Adapting to a Changing World
Remember just before COVID-19 struck our shores? The climate crisis was finally beginning to ride a media wave and Greta came to Bristol. Now we can be grateful to have seen traffic drop to 1950s levels and images of clear skies in Delhi and Bejing, but cars will return and the skies will thicken again as people want to return to ‘normal’ life.
Back at the Cumberland Piazza we’re doing our best to maintain an attractive environment for people to safely enjoy while we all adapt to restrictions on our movements and difficulties within our lives. Just before lockdown myself and other local volunteers, most notably third year Fine Art Students from UWE, refreshed the paint work on the pillars. Katya, Josie and Clara began a new mural inspired by fungi and plants on the Hotwells Voices wall, inviting people to join- we were lucky to have artist Luke Palmer turn up with his boys
Katya and Josie are part of a growing group of students and staff at UWE who are interrogating the sustainability of materials and projects. We have been meeting regularly over the past few months to talk about art and climate change and develop initiatives to further our community aims of increasing planting, especially new trees. Our challenges are that we have minimum water and need plants to thrive with minimum maintenance. At the moment, most of our planters are doing really well and some of the sedum even survived the 2019 weed killer episode.
Keen to work with the Hotwells community that they are part of and encourage their successors to do the same, we began to make plans to create more planting opportunities. Our aim is to involve as many people as possible by spreading the word through HCCA and city wide through arts, sustainability and gardening networks and organisations.

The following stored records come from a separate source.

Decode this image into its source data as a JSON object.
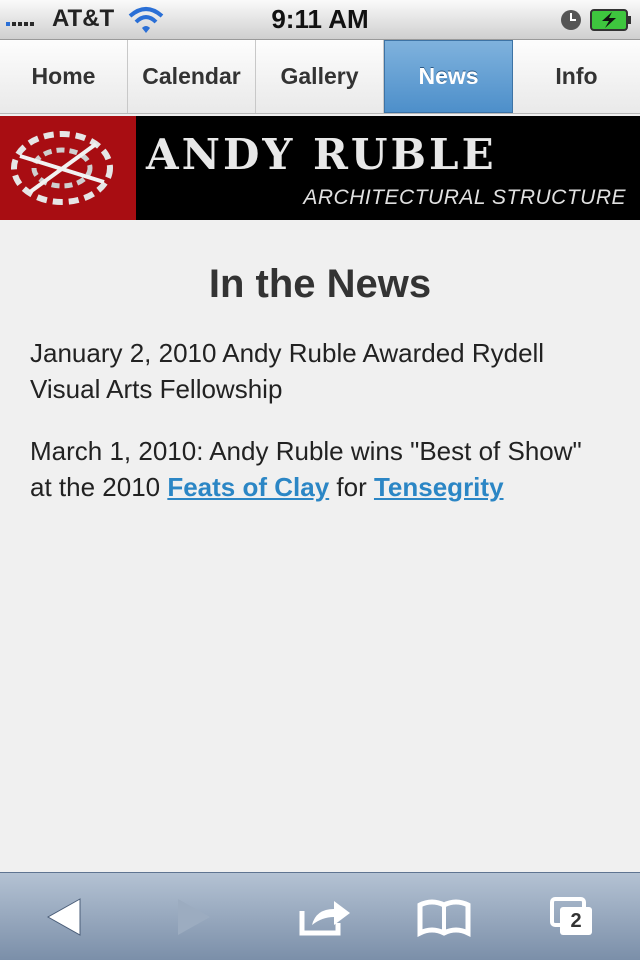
{
  "status": {
    "carrier": "AT&T",
    "time": "9:11 AM"
  },
  "nav": {
    "tabs": [
      {
        "label": "Home"
      },
      {
        "label": "Calendar"
      },
      {
        "label": "Gallery"
      },
      {
        "label": "News",
        "active": true
      },
      {
        "label": "Info"
      }
    ]
  },
  "banner": {
    "name": "ANDY RUBLE",
    "subtitle": "ARCHITECTURAL STRUCTURE"
  },
  "main": {
    "heading": "In the News",
    "item1": "January 2, 2010 Andy Ruble Awarded Rydell Visual Arts Fellowship",
    "item2_prefix": "March 1, 2010: Andy Ruble wins \"Best of Show\" at the 2010 ",
    "item2_link1": "Feats of Clay",
    "item2_middle": " for ",
    "item2_link2": "Tensegrity"
  },
  "toolbar": {
    "tabs_count": "2"
  },
  "colors": {
    "accent": "#4d8fca",
    "link": "#2b86c5",
    "banner_red": "#a80d12"
  }
}
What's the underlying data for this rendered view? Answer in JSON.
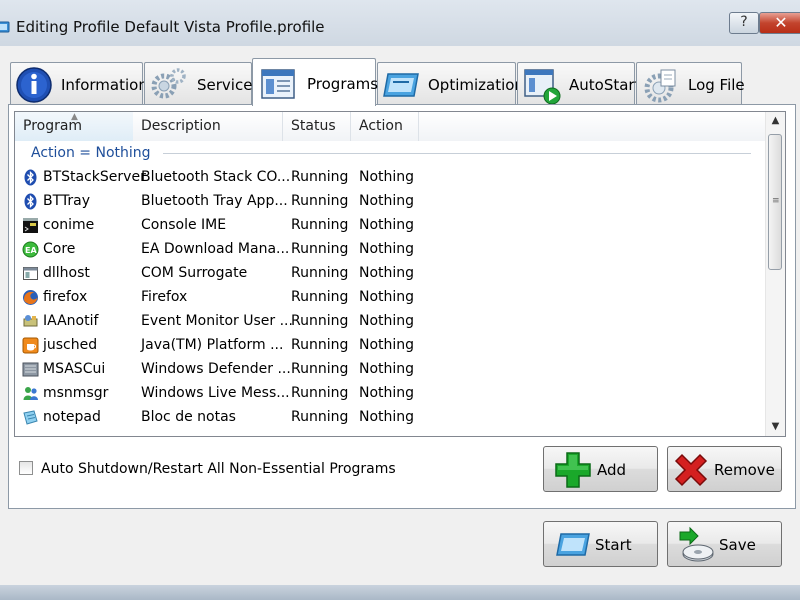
{
  "window": {
    "title": "Editing Profile Default Vista Profile.profile",
    "help_label": "?",
    "close_label": "✕"
  },
  "tabs": [
    {
      "label": "Information",
      "icon": "info-icon",
      "active": false
    },
    {
      "label": "Services",
      "icon": "gears-icon",
      "active": false
    },
    {
      "label": "Programs",
      "icon": "programs-window-icon",
      "active": true
    },
    {
      "label": "Optimization",
      "icon": "optimization-icon",
      "active": false
    },
    {
      "label": "AutoStart",
      "icon": "autostart-icon",
      "active": false
    },
    {
      "label": "Log File",
      "icon": "log-file-icon",
      "active": false
    }
  ],
  "list": {
    "columns": [
      "Program",
      "Description",
      "Status",
      "Action"
    ],
    "sorted_column": "Program",
    "group_label": "Action = Nothing",
    "rows": [
      {
        "program": "BTStackServer",
        "description": "Bluetooth Stack CO...",
        "status": "Running",
        "action": "Nothing",
        "icon": "bluetooth-icon"
      },
      {
        "program": "BTTray",
        "description": "Bluetooth Tray App...",
        "status": "Running",
        "action": "Nothing",
        "icon": "bluetooth-icon"
      },
      {
        "program": "conime",
        "description": "Console IME",
        "status": "Running",
        "action": "Nothing",
        "icon": "console-icon"
      },
      {
        "program": "Core",
        "description": "EA Download Mana...",
        "status": "Running",
        "action": "Nothing",
        "icon": "ea-icon"
      },
      {
        "program": "dllhost",
        "description": "COM Surrogate",
        "status": "Running",
        "action": "Nothing",
        "icon": "app-window-icon"
      },
      {
        "program": "firefox",
        "description": "Firefox",
        "status": "Running",
        "action": "Nothing",
        "icon": "firefox-icon"
      },
      {
        "program": "IAAnotif",
        "description": "Event Monitor User ...",
        "status": "Running",
        "action": "Nothing",
        "icon": "storage-icon"
      },
      {
        "program": "jusched",
        "description": "Java(TM) Platform ...",
        "status": "Running",
        "action": "Nothing",
        "icon": "java-icon"
      },
      {
        "program": "MSASCui",
        "description": "Windows Defender ...",
        "status": "Running",
        "action": "Nothing",
        "icon": "defender-icon"
      },
      {
        "program": "msnmsgr",
        "description": "Windows Live Mess...",
        "status": "Running",
        "action": "Nothing",
        "icon": "messenger-icon"
      },
      {
        "program": "notepad",
        "description": "Bloc de notas",
        "status": "Running",
        "action": "Nothing",
        "icon": "notepad-icon"
      }
    ]
  },
  "auto_shutdown": {
    "label": "Auto Shutdown/Restart All Non-Essential Programs",
    "checked": false
  },
  "buttons": {
    "add": "Add",
    "remove": "Remove",
    "start": "Start",
    "save": "Save"
  },
  "colors": {
    "group_text": "#1e4e9a",
    "add_green": "#1aa82a",
    "remove_red": "#d42020"
  }
}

Inspired by Bricking-it Bristol, the Bristol based organisation making eco-bricks, we want to create an activity that everyone can participate in. Katya has managed to receive a donation of apple saplings and Josie has been experimenting with cob. Meanwhile, I am working out how we make the new planters move so that we can dry the cob and how we care for the apple trees until they are strong enough to live independently. I’m hoping to entice some local creative talents to write and direct our Travelling Apple Grove Festival idea in spring 2021.
Bricking-it staff wanted to come and do a demonstration. Planters are an ideal way to use those eco-bricks that might not conform to building regs (see here for more information) and obviously a great way to use plastic that is not easy to recycle.
Back to the reality of our ever changing world and physical distancing has made it more difficult for us to realise our ideas, but we’re going to persevere as restrictions lessen and degree work is complete. We will let you know on our Facebook page. In the meantime I have been doing some safe distancing maintenance work and continue to do what volunteering I can
Why do more when the Cumberland Basin could all be developed and the very flyovers we are under could disappear? The work we have been doing since we learned of the council’s ‘Western Harbour’ proposals is all ‘light touch’ and moveable. If we don’t make an effort, then we will see the piazza revert to the grey state state it was in before we started cheering it up. And by showing a space is loved we can maybe persuade the authorities to talk to us about their plans, and maybe even adapt them for our changing world. Remember when Greta came to Bristol?
Stay well and keep growing stuff
examples of planters made with eco bricks
Thank you Anna, that is an interesting and informative article with some lovely photos 🙂